The estimated financial cost of operations in Afghanistan for this financial year is £3.5 billion, as recently published for the first time in the MOD’s main estimates. The cost of military operations is dependent on a number of variable factors that are difficult to predict, including changes to operational tempo and the conditions in theatre at the time. We do not, therefore, attempt to project costs for the subsequent two years.
Following the Chancellor’s pledge over the weekend that our forces will have whatever they need, how does the Secretary of State anticipate funding future operational requirements, given that in future years his ministry will have to pay back every penny over £635 million that it spends on urgent operational requirements? Is that not a case of robbing the future to pay for the military today?
We have not gone over those limits, and therefore there is no need for a repayment. I have just announced to the House that the £635 million limit has been raised by a further £101 million; that is some indication that the Chancellor is trying to assist.
But in assessing those costs, does the Minister acknowledge that there are real, understandable doubts among the general public, not about our being in Afghanistan but about whether we have the required number of troops and the right sort of equipment to let them carry out their tasks? Could he respond to the public’s concerns?
My hon. Friend will recognise that the number of troops and the costs of the Afghan mission have gone up considerably in the past three years. However, I get the opportunity, which many others in the House do not, to go out to theatre on a regular basis, and I meet troops back here, and I hear repeatedly that the equipment that they have has been improved massively over the past couple of years.

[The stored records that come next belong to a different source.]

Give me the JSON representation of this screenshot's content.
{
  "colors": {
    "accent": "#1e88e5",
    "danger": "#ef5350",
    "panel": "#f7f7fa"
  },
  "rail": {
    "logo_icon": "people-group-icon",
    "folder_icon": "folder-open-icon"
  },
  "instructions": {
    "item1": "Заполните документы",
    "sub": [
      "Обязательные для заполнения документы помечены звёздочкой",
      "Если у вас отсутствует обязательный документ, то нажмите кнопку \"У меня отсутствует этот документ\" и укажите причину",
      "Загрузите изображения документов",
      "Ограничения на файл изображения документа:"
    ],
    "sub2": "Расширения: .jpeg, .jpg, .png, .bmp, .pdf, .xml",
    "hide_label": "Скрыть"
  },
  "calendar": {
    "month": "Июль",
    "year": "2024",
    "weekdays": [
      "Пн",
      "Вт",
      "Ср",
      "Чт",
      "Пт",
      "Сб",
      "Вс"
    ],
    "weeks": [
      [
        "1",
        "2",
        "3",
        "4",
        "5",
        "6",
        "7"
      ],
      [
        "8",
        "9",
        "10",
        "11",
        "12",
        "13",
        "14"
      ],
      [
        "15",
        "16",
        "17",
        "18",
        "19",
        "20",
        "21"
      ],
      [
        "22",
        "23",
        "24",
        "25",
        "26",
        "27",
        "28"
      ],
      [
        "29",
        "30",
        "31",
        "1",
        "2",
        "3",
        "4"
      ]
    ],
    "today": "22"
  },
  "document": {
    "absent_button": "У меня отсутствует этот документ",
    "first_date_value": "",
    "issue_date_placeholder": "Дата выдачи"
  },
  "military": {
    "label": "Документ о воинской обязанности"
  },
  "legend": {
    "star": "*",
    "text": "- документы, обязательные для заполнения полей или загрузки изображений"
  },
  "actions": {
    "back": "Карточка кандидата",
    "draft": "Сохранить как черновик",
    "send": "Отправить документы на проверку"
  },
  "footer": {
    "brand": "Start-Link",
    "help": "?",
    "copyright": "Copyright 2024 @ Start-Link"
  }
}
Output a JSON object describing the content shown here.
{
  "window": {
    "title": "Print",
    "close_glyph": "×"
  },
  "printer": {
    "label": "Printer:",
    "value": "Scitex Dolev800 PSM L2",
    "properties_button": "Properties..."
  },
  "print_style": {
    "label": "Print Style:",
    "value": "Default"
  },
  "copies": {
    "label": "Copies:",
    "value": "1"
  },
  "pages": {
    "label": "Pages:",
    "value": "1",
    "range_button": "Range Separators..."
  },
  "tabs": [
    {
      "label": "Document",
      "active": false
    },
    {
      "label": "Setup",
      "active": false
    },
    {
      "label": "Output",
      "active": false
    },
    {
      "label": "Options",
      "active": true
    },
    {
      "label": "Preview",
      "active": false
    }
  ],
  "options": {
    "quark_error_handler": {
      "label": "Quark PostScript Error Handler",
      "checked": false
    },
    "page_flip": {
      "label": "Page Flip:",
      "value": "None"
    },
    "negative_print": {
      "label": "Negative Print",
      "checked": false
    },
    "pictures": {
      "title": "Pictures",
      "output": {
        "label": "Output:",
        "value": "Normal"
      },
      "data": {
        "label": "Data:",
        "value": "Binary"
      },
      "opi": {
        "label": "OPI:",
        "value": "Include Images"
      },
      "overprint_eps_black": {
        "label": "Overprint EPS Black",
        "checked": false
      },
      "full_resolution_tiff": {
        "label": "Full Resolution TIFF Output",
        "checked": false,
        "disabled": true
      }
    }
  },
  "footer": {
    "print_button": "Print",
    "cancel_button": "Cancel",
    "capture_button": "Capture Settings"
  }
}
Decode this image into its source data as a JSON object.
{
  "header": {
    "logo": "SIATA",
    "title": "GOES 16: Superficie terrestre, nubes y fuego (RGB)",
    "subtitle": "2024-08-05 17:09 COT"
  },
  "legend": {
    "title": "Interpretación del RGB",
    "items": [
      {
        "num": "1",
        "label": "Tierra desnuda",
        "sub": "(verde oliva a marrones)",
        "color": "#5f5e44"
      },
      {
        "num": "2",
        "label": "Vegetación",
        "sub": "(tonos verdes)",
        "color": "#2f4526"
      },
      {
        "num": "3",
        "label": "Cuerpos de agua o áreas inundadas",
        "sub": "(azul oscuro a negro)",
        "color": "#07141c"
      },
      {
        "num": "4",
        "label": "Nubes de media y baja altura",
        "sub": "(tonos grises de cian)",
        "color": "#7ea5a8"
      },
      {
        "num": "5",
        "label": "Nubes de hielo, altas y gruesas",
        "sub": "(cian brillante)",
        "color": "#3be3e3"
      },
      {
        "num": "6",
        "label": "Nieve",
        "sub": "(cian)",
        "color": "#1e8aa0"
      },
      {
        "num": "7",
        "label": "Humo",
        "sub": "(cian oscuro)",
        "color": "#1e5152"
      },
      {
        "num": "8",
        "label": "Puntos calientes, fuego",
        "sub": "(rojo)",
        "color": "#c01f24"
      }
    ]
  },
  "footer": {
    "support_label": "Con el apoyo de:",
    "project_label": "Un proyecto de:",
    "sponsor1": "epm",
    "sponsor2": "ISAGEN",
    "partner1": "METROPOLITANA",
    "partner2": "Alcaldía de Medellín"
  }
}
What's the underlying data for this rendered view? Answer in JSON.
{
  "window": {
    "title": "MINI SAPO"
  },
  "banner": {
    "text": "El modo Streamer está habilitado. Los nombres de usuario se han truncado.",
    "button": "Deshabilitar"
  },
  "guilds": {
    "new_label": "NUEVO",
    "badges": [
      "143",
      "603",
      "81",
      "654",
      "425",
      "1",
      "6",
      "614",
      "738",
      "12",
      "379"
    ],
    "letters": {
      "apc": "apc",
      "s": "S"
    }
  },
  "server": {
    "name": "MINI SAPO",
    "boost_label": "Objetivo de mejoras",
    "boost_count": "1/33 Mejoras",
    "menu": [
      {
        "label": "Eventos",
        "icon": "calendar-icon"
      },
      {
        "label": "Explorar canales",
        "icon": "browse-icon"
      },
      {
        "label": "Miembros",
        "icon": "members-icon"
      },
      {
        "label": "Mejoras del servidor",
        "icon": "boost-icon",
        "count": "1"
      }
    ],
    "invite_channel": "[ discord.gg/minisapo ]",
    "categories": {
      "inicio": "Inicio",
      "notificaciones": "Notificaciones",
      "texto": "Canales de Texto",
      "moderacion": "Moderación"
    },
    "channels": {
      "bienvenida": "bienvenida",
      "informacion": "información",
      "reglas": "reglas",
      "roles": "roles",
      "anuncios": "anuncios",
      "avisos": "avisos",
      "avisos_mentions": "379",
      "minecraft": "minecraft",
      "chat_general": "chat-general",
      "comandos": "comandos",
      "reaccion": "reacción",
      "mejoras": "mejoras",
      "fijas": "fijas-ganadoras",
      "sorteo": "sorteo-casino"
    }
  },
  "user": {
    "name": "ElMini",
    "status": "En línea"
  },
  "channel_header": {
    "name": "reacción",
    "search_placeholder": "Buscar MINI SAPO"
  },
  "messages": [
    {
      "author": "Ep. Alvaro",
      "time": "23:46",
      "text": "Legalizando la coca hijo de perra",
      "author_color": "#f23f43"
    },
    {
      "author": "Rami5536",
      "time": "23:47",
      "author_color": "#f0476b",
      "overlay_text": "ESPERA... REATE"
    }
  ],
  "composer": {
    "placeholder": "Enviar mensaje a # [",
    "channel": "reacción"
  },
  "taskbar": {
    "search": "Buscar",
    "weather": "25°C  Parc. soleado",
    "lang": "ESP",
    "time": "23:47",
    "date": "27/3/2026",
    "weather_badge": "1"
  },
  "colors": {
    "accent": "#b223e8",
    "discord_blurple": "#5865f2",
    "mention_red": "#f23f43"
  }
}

The Secretary of State said a moment ago that Merlin and Lynx Mk 9 helicopters are being prepared for use in Afghanistan, but what further steps is the Department considering to ensure that helicopter needs in Afghanistan are met in future?
We are planning a spend of about £6 billion on helicopters over the coming years. We need to try to spend that as wisely as we can to ensure that we have no capability gap, particularly when our people are involved in the operations that they are today.
The Secretary of State rightly says that it is difficult to anticipate the precise costs, but airlift is clearly one of the areas where we have capacity constraint. Given that Germany currently provides 70 per cent. of ISAF’s airlift capacity but is severely constrained by the national caveats, is he having discussions with the Germans to try to lift them?
We try on every occasion to encourage our NATO allies to do the absolute maximum. There is little doubt that we are pulling our weight in the Afghan theatre or that the operation is absolutely vital to our safety back here in the UK and to NATO’s credibility, so we hope and press all the time for our allies to do whatever they can to ensure success.